* _Material for the task_:
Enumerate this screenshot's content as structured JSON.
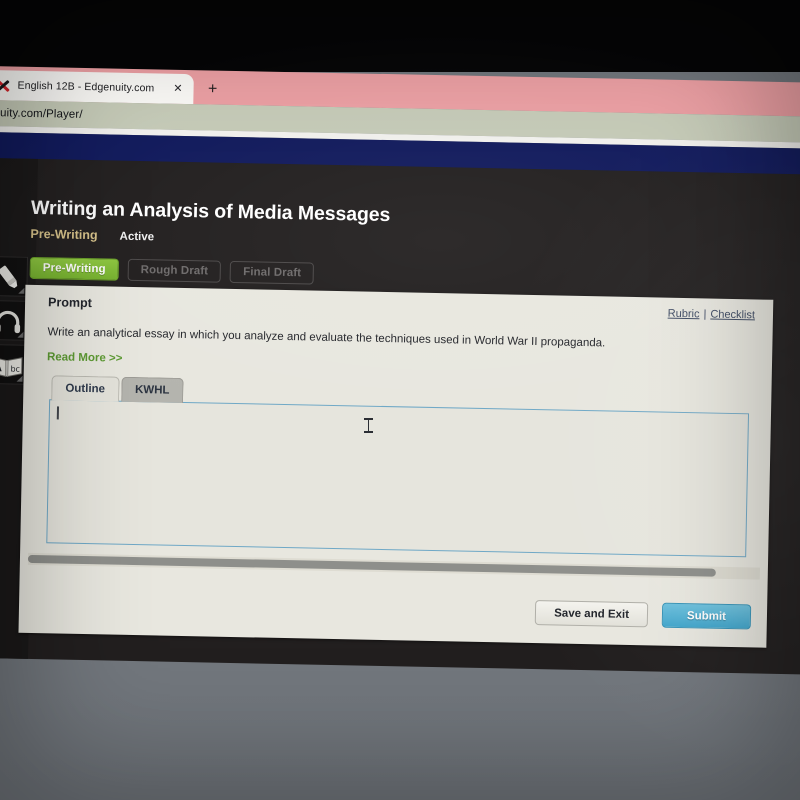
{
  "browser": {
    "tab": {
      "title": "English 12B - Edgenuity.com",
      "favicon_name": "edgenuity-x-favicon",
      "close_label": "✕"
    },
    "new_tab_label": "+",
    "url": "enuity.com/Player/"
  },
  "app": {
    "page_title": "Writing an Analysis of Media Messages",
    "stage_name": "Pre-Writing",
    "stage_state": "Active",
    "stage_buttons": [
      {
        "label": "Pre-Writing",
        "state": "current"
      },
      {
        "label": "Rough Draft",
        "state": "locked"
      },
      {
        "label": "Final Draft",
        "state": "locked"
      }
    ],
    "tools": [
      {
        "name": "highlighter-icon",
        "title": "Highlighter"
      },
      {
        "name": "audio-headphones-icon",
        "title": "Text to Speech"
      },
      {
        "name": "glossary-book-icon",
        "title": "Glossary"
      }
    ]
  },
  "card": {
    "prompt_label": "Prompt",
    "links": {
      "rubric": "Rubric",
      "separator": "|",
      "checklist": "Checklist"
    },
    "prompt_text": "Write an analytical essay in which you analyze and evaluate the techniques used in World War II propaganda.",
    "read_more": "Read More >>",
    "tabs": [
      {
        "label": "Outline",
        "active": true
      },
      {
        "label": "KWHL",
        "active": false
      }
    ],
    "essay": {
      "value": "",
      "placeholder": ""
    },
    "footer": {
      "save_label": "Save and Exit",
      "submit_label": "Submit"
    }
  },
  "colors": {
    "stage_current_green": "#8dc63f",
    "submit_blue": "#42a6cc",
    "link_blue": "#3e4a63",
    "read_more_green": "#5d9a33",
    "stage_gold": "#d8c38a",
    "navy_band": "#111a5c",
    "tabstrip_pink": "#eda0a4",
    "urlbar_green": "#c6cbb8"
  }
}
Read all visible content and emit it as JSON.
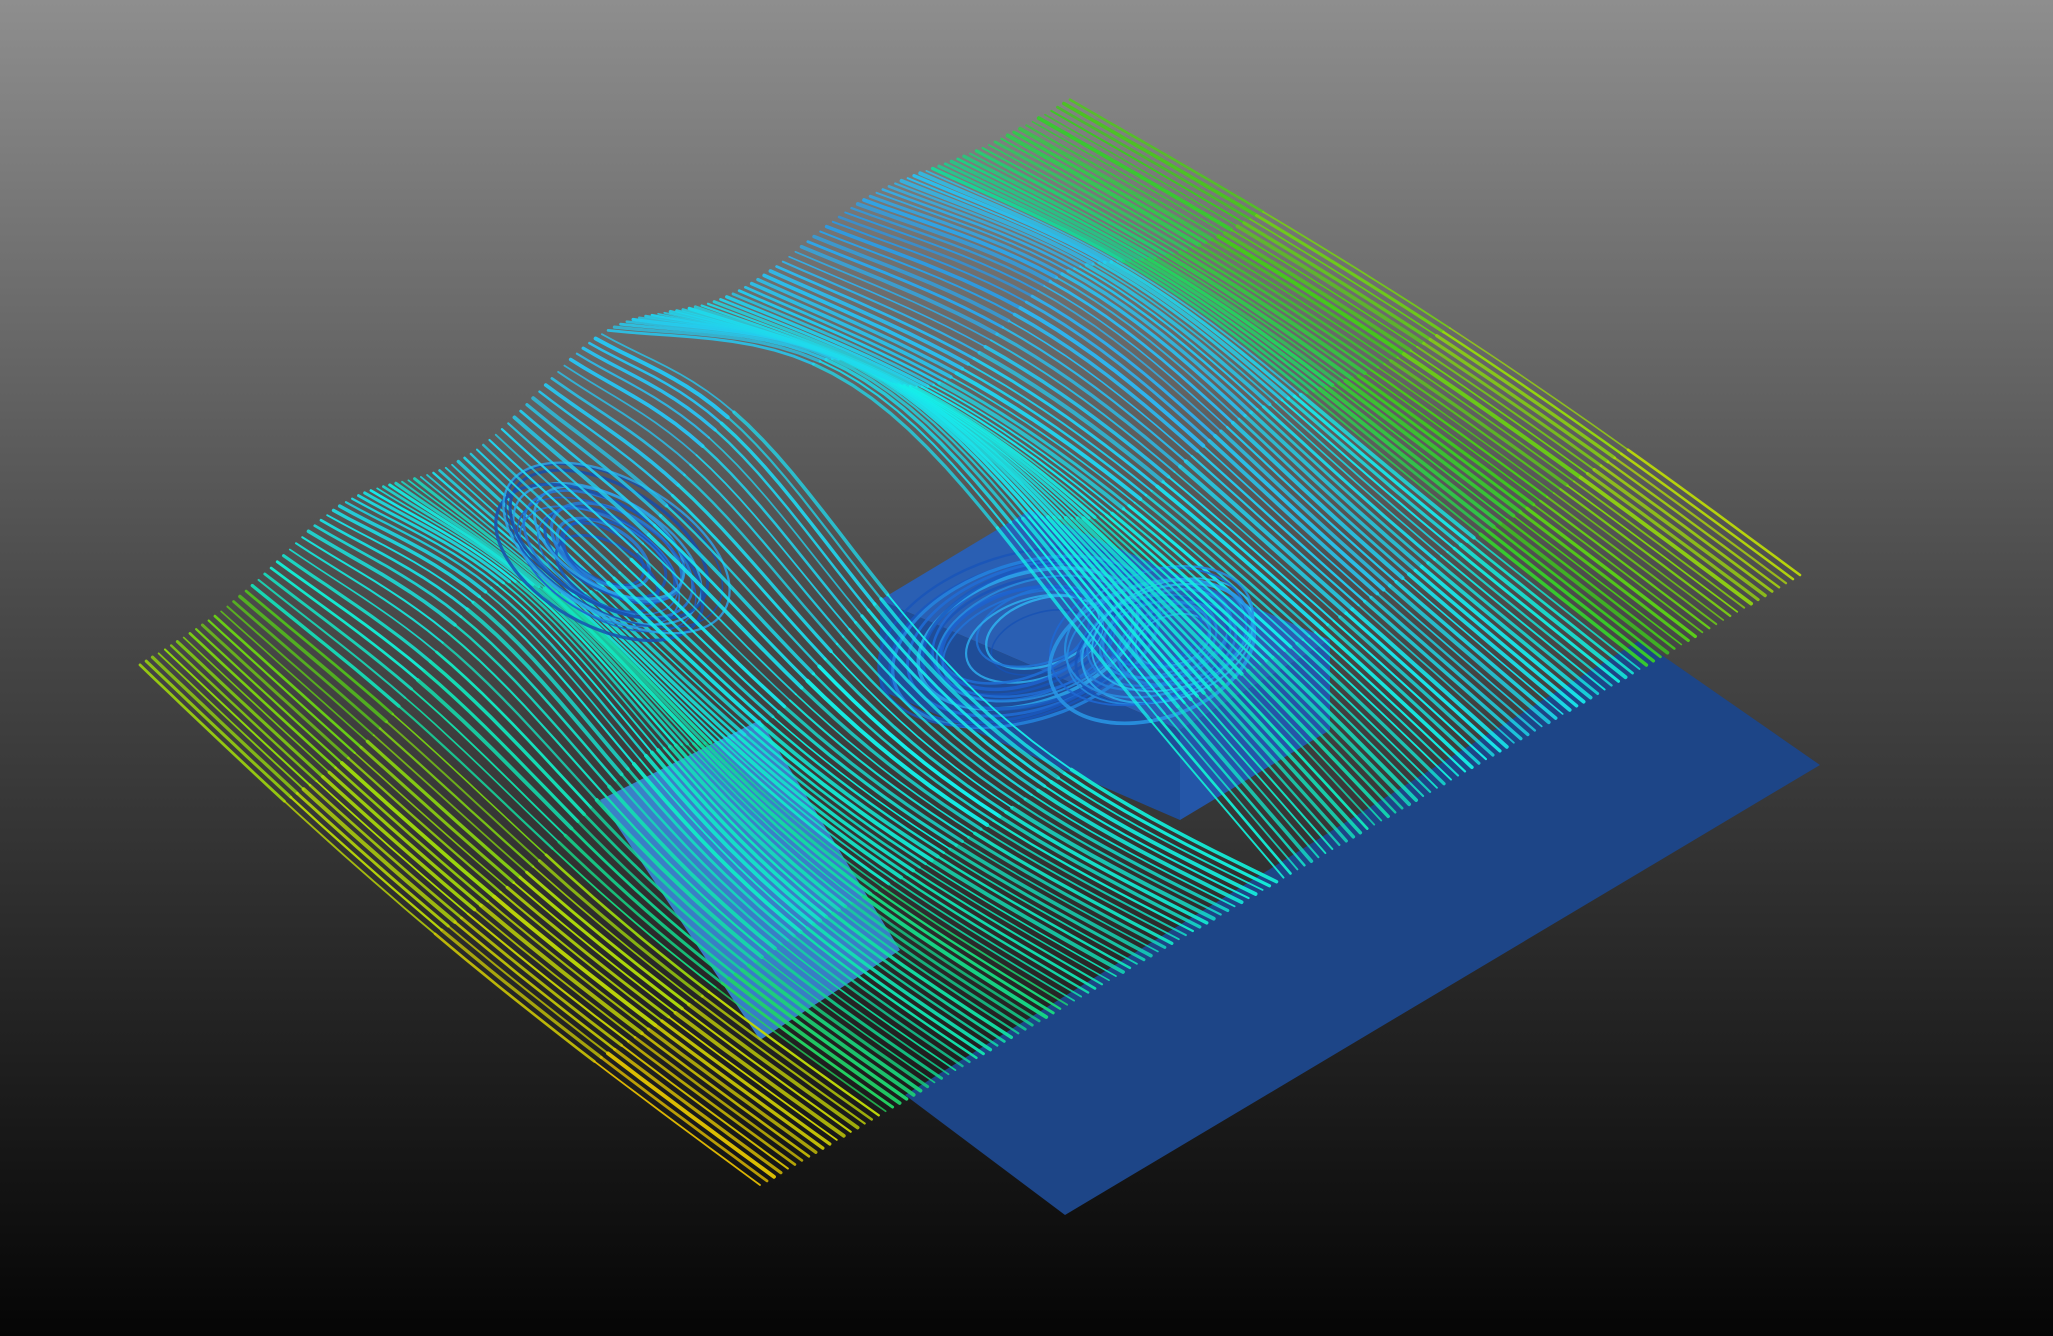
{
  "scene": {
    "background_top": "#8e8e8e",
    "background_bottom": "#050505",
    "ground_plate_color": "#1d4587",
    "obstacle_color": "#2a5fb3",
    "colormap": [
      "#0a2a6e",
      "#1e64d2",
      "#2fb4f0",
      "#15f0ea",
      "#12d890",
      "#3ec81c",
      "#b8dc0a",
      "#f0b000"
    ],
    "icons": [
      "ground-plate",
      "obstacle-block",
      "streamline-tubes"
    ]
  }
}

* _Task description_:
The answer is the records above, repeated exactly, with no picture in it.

* _Written response_:
Enumerate this screenshot's content as structured JSON.
{
  "browser": {
    "tab": {
      "title": "English 12B - Edgenuity.com",
      "favicon_name": "edgenuity-x-favicon",
      "close_label": "✕"
    },
    "new_tab_label": "+",
    "url": "enuity.com/Player/"
  },
  "app": {
    "page_title": "Writing an Analysis of Media Messages",
    "stage_name": "Pre-Writing",
    "stage_state": "Active",
    "stage_buttons": [
      {
        "label": "Pre-Writing",
        "state": "current"
      },
      {
        "label": "Rough Draft",
        "state": "locked"
      },
      {
        "label": "Final Draft",
        "state": "locked"
      }
    ],
    "tools": [
      {
        "name": "highlighter-icon",
        "title": "Highlighter"
      },
      {
        "name": "audio-headphones-icon",
        "title": "Text to Speech"
      },
      {
        "name": "glossary-book-icon",
        "title": "Glossary"
      }
    ]
  },
  "card": {
    "prompt_label": "Prompt",
    "links": {
      "rubric": "Rubric",
      "separator": "|",
      "checklist": "Checklist"
    },
    "prompt_text": "Write an analytical essay in which you analyze and evaluate the techniques used in World War II propaganda.",
    "read_more": "Read More >>",
    "tabs": [
      {
        "label": "Outline",
        "active": true
      },
      {
        "label": "KWHL",
        "active": false
      }
    ],
    "essay": {
      "value": "",
      "placeholder": ""
    },
    "footer": {
      "save_label": "Save and Exit",
      "submit_label": "Submit"
    }
  },
  "colors": {
    "stage_current_green": "#8dc63f",
    "submit_blue": "#42a6cc",
    "link_blue": "#3e4a63",
    "read_more_green": "#5d9a33",
    "stage_gold": "#d8c38a",
    "navy_band": "#111a5c",
    "tabstrip_pink": "#eda0a4",
    "urlbar_green": "#c6cbb8"
  }
}
Read all visible content and emit it as JSON.
{
  "scene": {
    "background_top": "#8e8e8e",
    "background_bottom": "#050505",
    "ground_plate_color": "#1d4587",
    "obstacle_color": "#2a5fb3",
    "colormap": [
      "#0a2a6e",
      "#1e64d2",
      "#2fb4f0",
      "#15f0ea",
      "#12d890",
      "#3ec81c",
      "#b8dc0a",
      "#f0b000"
    ],
    "icons": [
      "ground-plate",
      "obstacle-block",
      "streamline-tubes"
    ]
  }
}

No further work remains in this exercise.